“It’s like rearranging the deck chairs on the Titanic.”
I think about this phrase a lot; it is both humorously ironic and darkly profound. It’s all about the innocent focusing on the trivial when doom is in store. Of course the people rearranging the deck chairs didn’t know that doom was in store. But we, at an ironic distance, know what will happen to those silly people who quibble about the placement of the chairs or seating arrangements when they should have been staking out the lifeboats.

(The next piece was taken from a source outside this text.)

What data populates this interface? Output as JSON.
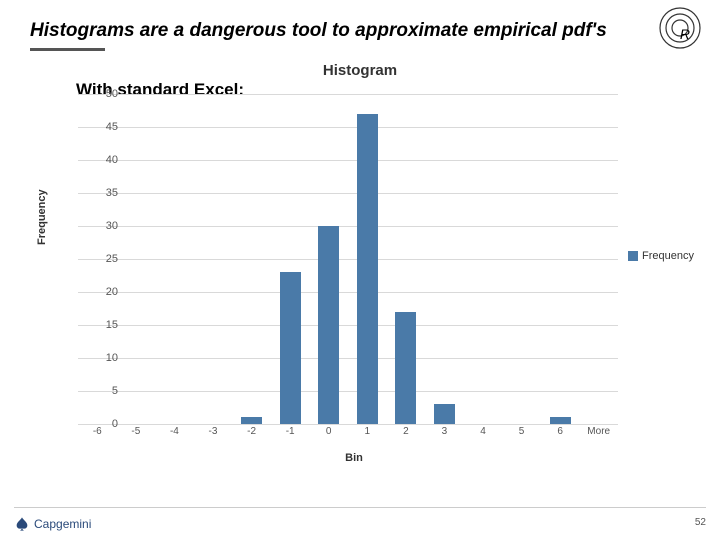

If you take this line as a metaphor, though, and strive to avoid merely rearranging deck chairs, what activities qualify as worthwhile? Fixing up your house? Buying Spring clothes? Worrying about what you’re going to prepare for a party? Making endless arrangements to get together with friends and loved ones? Reading self-help books? Working out? Taking courses? Staying late to finish up at the office? Taking out the garbage? Learning how to play Bridge?
In essence, everything we do on a daily basis is actually arranging and re-arranging the deck chairs on the Titanic. What is the point of doing anything at all- whether ridiculous or sublime- if the end result is the sinking of our personal Titanics?
Such questions call for the deep reflection of Viktor Frankl: psychiatrist, Holocaust survivor, and existential philosopher.
“Everyone has his own specific vocation or mission in life; everyone must carry out a concrete assignment that demands fulfillment. Therein he cannot be replaced, nor can his life be repeated, thus, everyone’s task is unique as his specific opportunity.”
So, even if we know that our Titanic will sink, sooner or later, we are responsible for using our time, talents and gifts to make the Titanic a better place and the people on it more content. Our assignment- Life’s assignment- is to make meaning in whatever circumstance we find ourselves. Not to strain the Titanic analogy too far, I could tutor the children on board in reading; help the career challenged find a vocation and a job; start a book group on books about glaciers; offer to help the elderly passengers negotiate the slippery deck; try to enjoy shuffle board; organize a current events group; and yes…rearrange the deck chairs to make it easier for people to talk and visit, so as to build community feeling and cooperation.
And if and when my Titanic sinks, my life will have had deep meaning, though it may have involved nothing more than carefully, systematically, lovingly arranging the deck chairs on the Titanic. It’s the “how” and the “why” that changes the joke into a statement about the meaning of life.